[What to produce]:
Return every line of the records that includes the string "JSON".

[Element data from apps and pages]

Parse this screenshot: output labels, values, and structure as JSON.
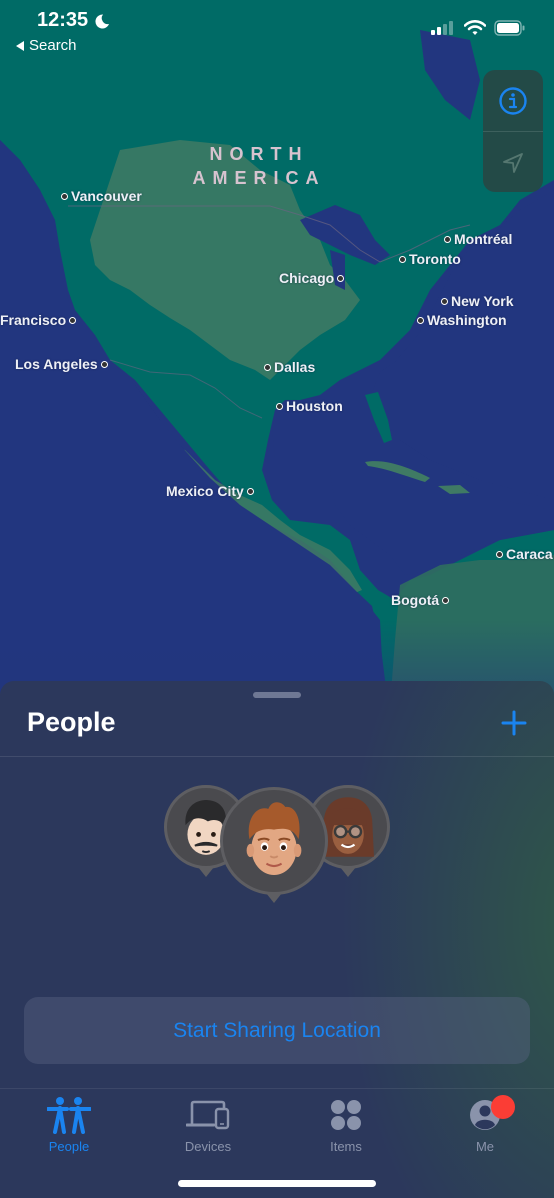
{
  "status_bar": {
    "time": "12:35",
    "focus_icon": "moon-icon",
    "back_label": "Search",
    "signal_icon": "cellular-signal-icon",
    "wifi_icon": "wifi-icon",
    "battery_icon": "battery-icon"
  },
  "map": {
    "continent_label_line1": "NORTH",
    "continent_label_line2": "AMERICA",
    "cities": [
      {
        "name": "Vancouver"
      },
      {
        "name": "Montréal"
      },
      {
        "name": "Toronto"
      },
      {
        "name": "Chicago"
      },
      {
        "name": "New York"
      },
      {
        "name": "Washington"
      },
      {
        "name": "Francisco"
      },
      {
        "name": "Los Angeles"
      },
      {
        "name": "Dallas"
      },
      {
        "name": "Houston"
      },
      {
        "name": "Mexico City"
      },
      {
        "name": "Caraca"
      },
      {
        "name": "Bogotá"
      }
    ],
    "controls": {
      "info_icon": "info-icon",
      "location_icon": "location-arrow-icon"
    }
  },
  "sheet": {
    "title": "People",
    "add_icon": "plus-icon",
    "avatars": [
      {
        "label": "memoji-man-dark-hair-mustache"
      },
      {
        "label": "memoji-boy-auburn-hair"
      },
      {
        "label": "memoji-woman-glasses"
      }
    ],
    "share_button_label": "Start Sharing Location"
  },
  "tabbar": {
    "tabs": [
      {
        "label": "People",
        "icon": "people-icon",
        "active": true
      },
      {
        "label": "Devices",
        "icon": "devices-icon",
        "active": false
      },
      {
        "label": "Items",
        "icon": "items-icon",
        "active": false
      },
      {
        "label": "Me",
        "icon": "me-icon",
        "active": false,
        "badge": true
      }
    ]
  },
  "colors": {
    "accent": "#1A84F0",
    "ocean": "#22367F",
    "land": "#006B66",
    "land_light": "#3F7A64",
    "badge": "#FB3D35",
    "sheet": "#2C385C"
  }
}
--
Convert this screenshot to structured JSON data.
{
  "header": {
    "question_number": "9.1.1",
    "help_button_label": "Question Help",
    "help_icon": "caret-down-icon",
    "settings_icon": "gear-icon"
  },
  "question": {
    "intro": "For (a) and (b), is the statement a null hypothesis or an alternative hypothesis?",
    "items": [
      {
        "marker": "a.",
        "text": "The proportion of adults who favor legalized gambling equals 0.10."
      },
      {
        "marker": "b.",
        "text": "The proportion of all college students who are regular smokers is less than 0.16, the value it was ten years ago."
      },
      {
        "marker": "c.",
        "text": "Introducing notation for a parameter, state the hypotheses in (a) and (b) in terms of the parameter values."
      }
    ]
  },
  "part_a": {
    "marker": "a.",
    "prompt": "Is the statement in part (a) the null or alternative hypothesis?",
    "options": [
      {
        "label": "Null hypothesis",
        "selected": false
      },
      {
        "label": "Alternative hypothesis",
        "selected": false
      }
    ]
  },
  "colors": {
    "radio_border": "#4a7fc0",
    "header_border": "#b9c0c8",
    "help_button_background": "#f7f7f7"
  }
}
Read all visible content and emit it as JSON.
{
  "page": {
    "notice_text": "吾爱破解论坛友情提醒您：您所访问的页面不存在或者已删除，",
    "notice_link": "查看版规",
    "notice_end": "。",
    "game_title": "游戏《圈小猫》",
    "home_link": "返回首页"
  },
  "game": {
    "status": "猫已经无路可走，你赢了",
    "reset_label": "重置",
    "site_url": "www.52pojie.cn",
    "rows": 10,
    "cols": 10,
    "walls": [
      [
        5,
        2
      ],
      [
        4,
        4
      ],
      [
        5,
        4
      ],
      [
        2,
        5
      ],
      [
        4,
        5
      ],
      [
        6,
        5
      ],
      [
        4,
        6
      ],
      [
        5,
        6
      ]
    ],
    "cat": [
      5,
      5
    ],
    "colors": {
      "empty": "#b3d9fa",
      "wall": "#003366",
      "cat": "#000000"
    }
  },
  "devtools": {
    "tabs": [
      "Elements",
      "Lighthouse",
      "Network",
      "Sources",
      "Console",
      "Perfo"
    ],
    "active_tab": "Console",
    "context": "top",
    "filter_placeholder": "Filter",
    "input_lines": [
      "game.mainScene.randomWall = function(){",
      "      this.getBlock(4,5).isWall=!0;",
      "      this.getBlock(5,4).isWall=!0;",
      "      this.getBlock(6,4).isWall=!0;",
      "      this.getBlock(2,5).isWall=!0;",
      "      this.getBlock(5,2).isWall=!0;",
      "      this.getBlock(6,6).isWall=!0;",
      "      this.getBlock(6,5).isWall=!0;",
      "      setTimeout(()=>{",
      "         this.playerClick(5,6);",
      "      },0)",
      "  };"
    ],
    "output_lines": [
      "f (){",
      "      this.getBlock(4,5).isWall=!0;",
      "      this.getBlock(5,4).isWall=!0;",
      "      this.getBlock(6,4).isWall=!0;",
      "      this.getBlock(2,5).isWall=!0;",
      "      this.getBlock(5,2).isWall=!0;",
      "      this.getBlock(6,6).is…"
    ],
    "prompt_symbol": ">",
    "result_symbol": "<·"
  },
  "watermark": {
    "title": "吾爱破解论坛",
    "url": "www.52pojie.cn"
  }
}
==
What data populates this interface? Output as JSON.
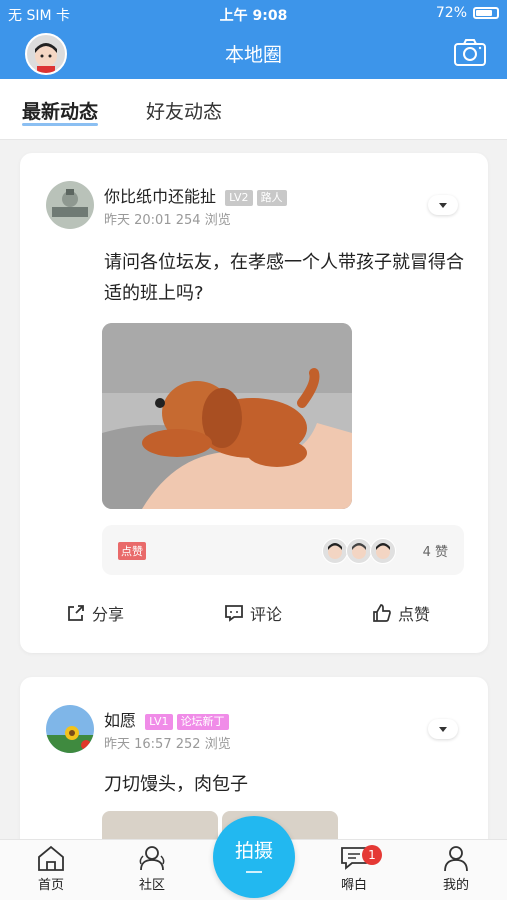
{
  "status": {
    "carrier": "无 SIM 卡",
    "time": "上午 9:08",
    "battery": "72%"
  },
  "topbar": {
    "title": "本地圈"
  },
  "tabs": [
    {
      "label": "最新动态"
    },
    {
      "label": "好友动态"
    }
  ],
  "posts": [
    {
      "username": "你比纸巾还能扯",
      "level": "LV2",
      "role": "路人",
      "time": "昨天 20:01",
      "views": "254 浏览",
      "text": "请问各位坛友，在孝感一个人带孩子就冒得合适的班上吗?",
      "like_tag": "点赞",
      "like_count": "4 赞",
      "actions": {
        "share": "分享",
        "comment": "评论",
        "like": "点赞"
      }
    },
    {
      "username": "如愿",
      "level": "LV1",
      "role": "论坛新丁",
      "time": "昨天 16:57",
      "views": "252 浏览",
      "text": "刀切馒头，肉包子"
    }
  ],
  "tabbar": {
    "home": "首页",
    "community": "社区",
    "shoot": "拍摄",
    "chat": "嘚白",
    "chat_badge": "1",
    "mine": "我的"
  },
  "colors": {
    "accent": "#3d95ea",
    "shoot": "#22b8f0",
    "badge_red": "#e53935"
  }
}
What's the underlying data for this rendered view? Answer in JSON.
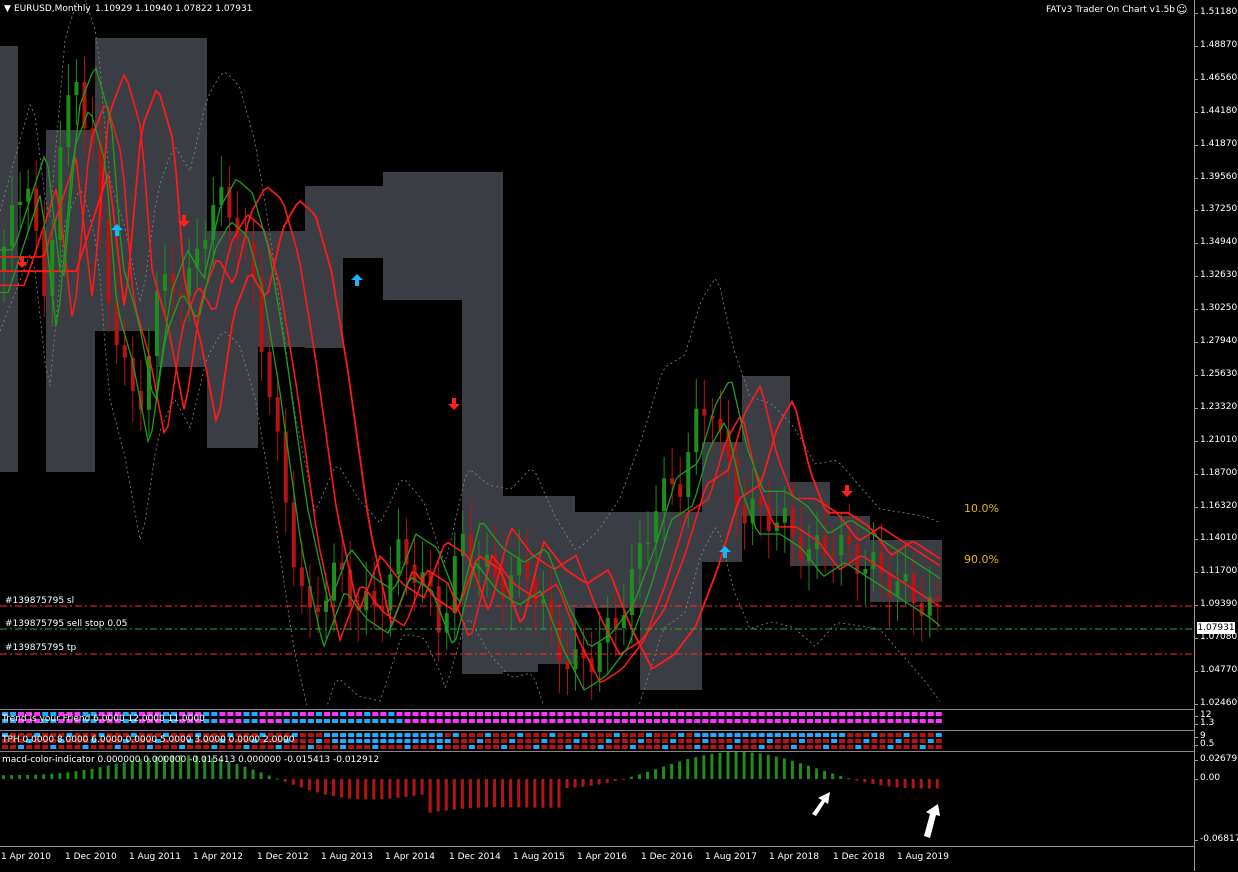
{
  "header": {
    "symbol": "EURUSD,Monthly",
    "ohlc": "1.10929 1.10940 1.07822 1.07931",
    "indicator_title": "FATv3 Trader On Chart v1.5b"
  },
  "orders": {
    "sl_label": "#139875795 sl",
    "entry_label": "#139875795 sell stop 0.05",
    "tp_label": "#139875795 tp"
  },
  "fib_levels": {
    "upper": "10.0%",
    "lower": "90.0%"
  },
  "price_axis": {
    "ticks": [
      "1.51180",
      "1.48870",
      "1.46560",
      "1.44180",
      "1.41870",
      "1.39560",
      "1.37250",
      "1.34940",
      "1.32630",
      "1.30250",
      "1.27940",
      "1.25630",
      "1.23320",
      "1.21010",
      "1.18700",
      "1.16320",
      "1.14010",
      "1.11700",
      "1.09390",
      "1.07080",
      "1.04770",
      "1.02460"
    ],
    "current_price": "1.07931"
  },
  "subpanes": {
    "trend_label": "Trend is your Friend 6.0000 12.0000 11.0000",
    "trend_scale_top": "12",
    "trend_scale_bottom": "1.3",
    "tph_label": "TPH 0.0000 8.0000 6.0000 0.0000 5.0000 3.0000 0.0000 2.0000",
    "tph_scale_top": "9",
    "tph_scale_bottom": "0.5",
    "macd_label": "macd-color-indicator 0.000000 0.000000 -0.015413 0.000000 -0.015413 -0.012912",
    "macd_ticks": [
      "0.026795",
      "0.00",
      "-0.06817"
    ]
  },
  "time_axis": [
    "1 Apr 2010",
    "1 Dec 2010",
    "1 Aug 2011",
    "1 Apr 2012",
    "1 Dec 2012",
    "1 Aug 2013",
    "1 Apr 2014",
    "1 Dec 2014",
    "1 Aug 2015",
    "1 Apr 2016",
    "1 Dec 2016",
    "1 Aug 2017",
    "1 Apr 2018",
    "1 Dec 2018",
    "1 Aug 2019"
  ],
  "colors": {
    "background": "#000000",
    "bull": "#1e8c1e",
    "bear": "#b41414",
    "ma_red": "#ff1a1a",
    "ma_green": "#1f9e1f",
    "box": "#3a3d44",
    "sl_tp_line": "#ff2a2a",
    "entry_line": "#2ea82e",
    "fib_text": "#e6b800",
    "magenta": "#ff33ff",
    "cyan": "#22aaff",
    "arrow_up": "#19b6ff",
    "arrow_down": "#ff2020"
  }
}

[Result below]:
Parse this screenshot: output labels, values, and structure as JSON.
Convert this screenshot to structured JSON data.
Read all visible content and emit it as JSON.
What data populates this interface? Output as JSON.
What's the underlying data for this rendered view? Answer in JSON.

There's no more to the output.